Write the records out exactly, so that no picture remains in the copy.

Provided data START

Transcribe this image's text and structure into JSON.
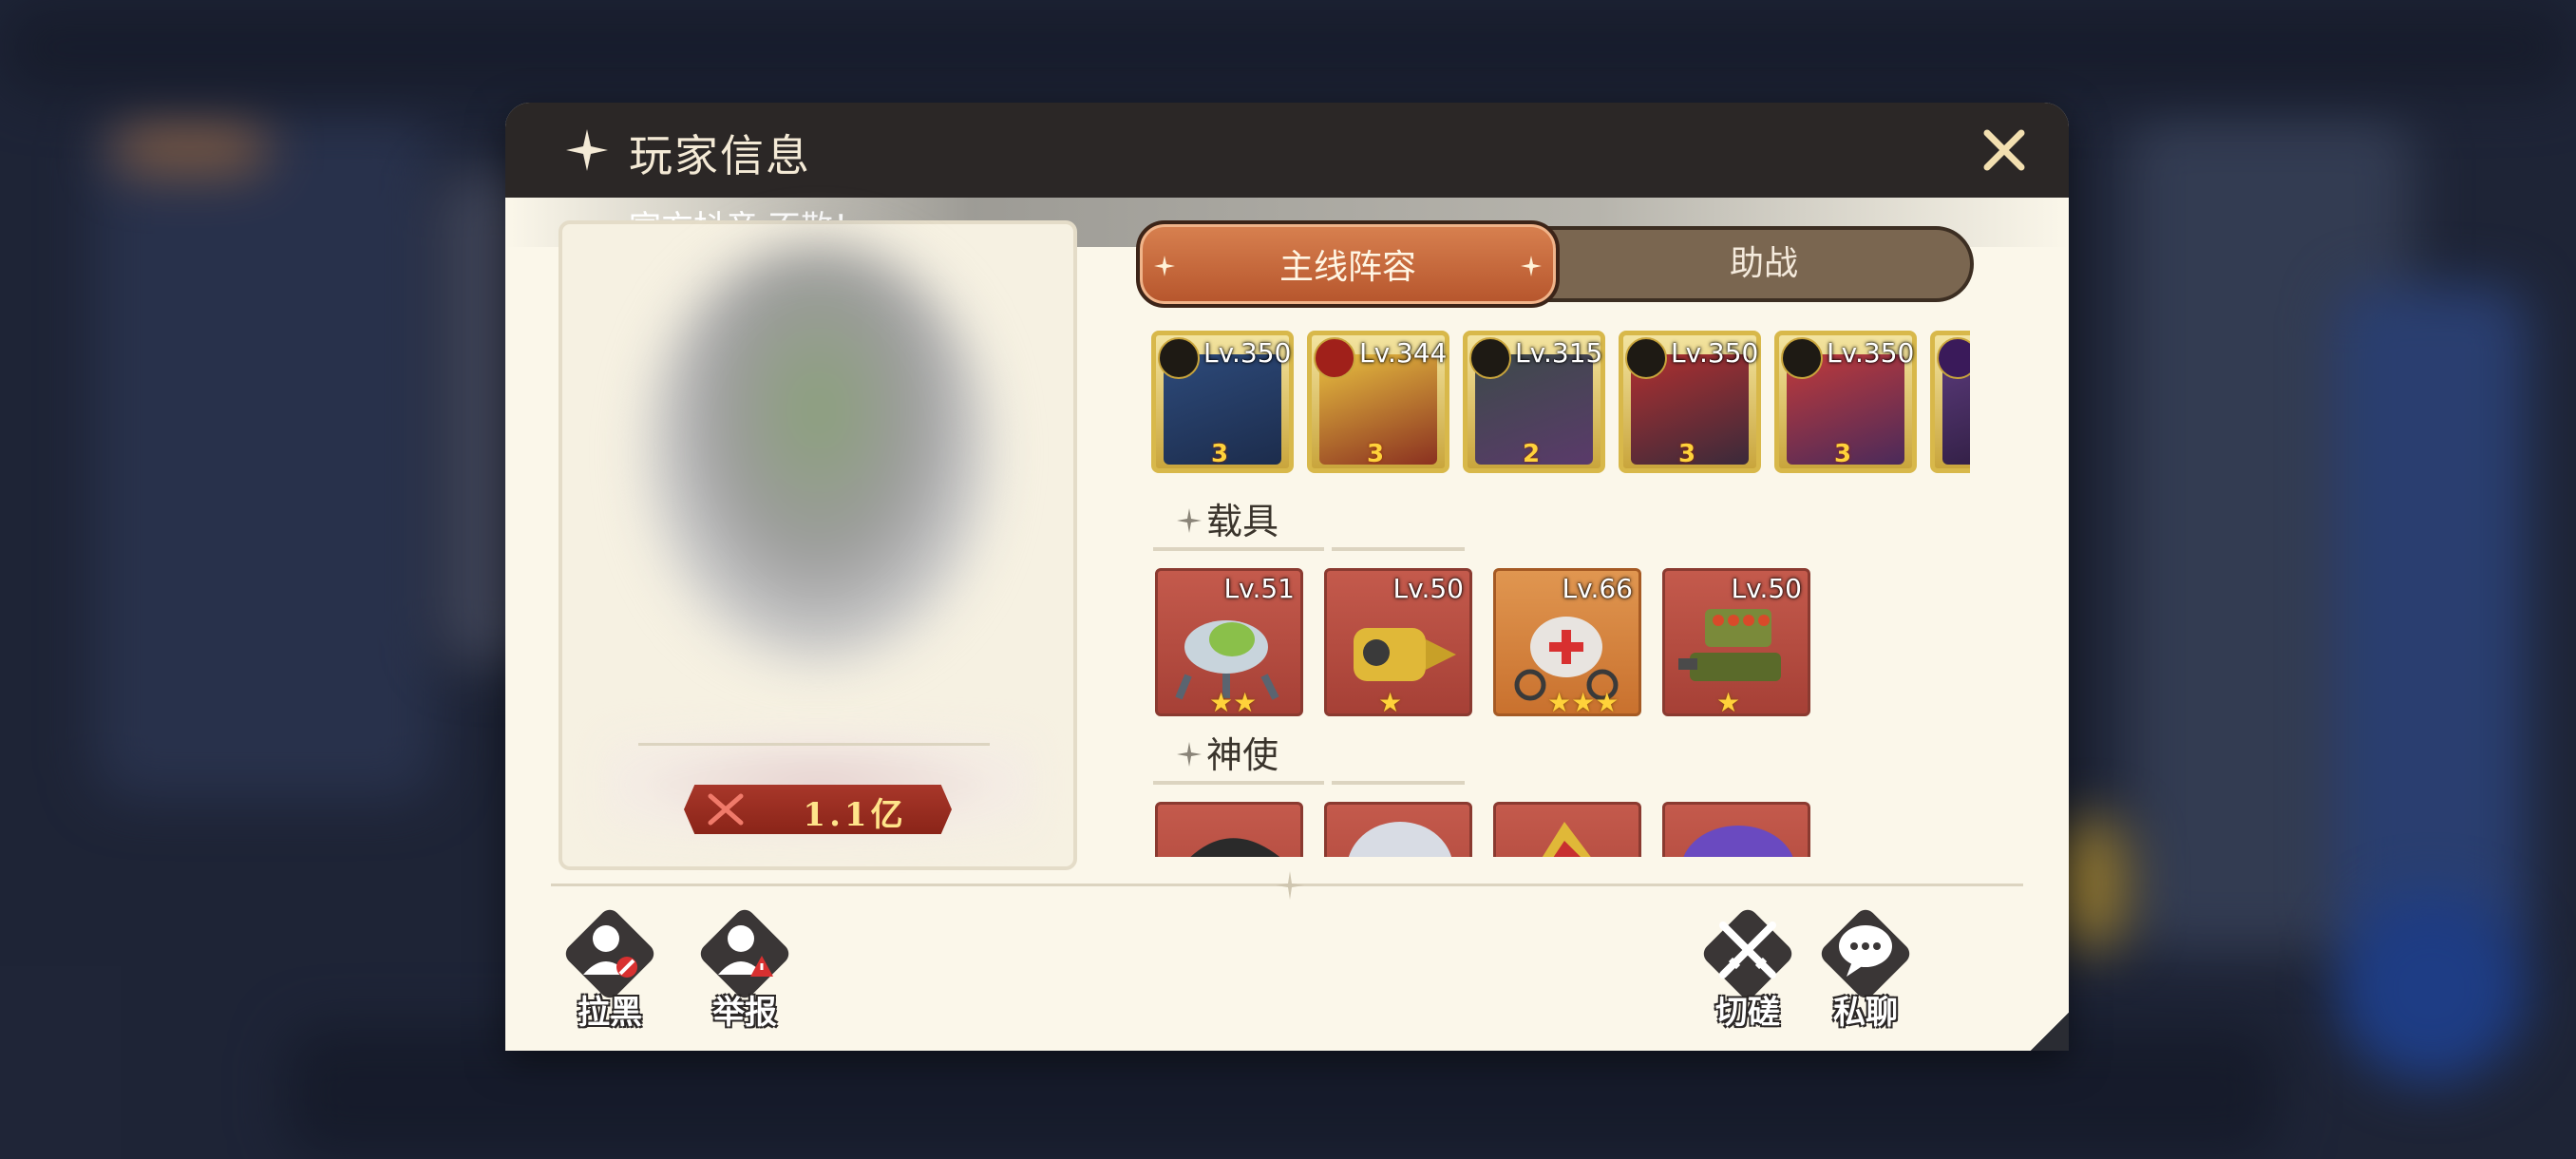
{
  "window": {
    "title": "玩家信息"
  },
  "notice": {
    "text": "官方抖音 不散！"
  },
  "player": {
    "power": "1.1亿"
  },
  "tabs": [
    {
      "label": "主线阵容",
      "active": true
    },
    {
      "label": "助战",
      "active": false
    }
  ],
  "heroes": [
    {
      "level": "Lv.350",
      "stars": "3",
      "faction": "gold-emblem-icon",
      "color": "#2d4a7a"
    },
    {
      "level": "Lv.344",
      "stars": "3",
      "faction": "r-emblem-icon",
      "color": "#c7a23a"
    },
    {
      "level": "Lv.315",
      "stars": "2",
      "faction": "gold-emblem-icon",
      "color": "#3d4a4a"
    },
    {
      "level": "Lv.350",
      "stars": "3",
      "faction": "gold-emblem-icon",
      "color": "#8a2d2d"
    },
    {
      "level": "Lv.350",
      "stars": "3",
      "faction": "gold-emblem-icon",
      "color": "#6a2d5a"
    },
    {
      "level": "",
      "stars": "",
      "faction": "purple-emblem-icon",
      "color": "#5a3a7a"
    }
  ],
  "sections": {
    "vehicles": "载具",
    "envoys": "神使"
  },
  "vehicles": [
    {
      "level": "Lv.51",
      "stars": "★★",
      "frame": "red",
      "art": "green-mech-icon"
    },
    {
      "level": "Lv.50",
      "stars": "★",
      "frame": "red",
      "art": "gold-drill-icon"
    },
    {
      "level": "Lv.66",
      "stars": "★★★",
      "frame": "orange",
      "art": "medic-drone-icon"
    },
    {
      "level": "Lv.50",
      "stars": "★",
      "frame": "red",
      "art": "missile-tank-icon"
    }
  ],
  "envoys": [
    {
      "frame": "red",
      "art": "dark-horn-icon"
    },
    {
      "frame": "red",
      "art": "silver-orb-icon"
    },
    {
      "frame": "red",
      "art": "gold-crest-icon"
    },
    {
      "frame": "red",
      "art": "violet-wing-icon"
    }
  ],
  "actions": {
    "block": "拉黑",
    "report": "举报",
    "spar": "切磋",
    "chat": "私聊"
  },
  "colors": {
    "panel": "#fbf7ea",
    "titlebar": "#2b2726",
    "tab_active": "#c76a3c",
    "power_badge": "#9a2e22",
    "hero_frame": "#d8b84a"
  }
}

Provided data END

## Task solution
Transcribe this image's text and structure into JSON.
{
  "window": {
    "title": "玩家信息"
  },
  "notice": {
    "text": "官方抖音 不散！"
  },
  "player": {
    "power": "1.1亿"
  },
  "tabs": [
    {
      "label": "主线阵容",
      "active": true
    },
    {
      "label": "助战",
      "active": false
    }
  ],
  "heroes": [
    {
      "level": "Lv.350",
      "stars": "3",
      "faction": "gold-emblem-icon",
      "color": "#2d4a7a"
    },
    {
      "level": "Lv.344",
      "stars": "3",
      "faction": "r-emblem-icon",
      "color": "#c7a23a"
    },
    {
      "level": "Lv.315",
      "stars": "2",
      "faction": "gold-emblem-icon",
      "color": "#3d4a4a"
    },
    {
      "level": "Lv.350",
      "stars": "3",
      "faction": "gold-emblem-icon",
      "color": "#8a2d2d"
    },
    {
      "level": "Lv.350",
      "stars": "3",
      "faction": "gold-emblem-icon",
      "color": "#6a2d5a"
    },
    {
      "level": "",
      "stars": "",
      "faction": "purple-emblem-icon",
      "color": "#5a3a7a"
    }
  ],
  "sections": {
    "vehicles": "载具",
    "envoys": "神使"
  },
  "vehicles": [
    {
      "level": "Lv.51",
      "stars": "★★",
      "frame": "red",
      "art": "green-mech-icon"
    },
    {
      "level": "Lv.50",
      "stars": "★",
      "frame": "red",
      "art": "gold-drill-icon"
    },
    {
      "level": "Lv.66",
      "stars": "★★★",
      "frame": "orange",
      "art": "medic-drone-icon"
    },
    {
      "level": "Lv.50",
      "stars": "★",
      "frame": "red",
      "art": "missile-tank-icon"
    }
  ],
  "envoys": [
    {
      "frame": "red",
      "art": "dark-horn-icon"
    },
    {
      "frame": "red",
      "art": "silver-orb-icon"
    },
    {
      "frame": "red",
      "art": "gold-crest-icon"
    },
    {
      "frame": "red",
      "art": "violet-wing-icon"
    }
  ],
  "actions": {
    "block": "拉黑",
    "report": "举报",
    "spar": "切磋",
    "chat": "私聊"
  },
  "colors": {
    "panel": "#fbf7ea",
    "titlebar": "#2b2726",
    "tab_active": "#c76a3c",
    "power_badge": "#9a2e22",
    "hero_frame": "#d8b84a"
  }
}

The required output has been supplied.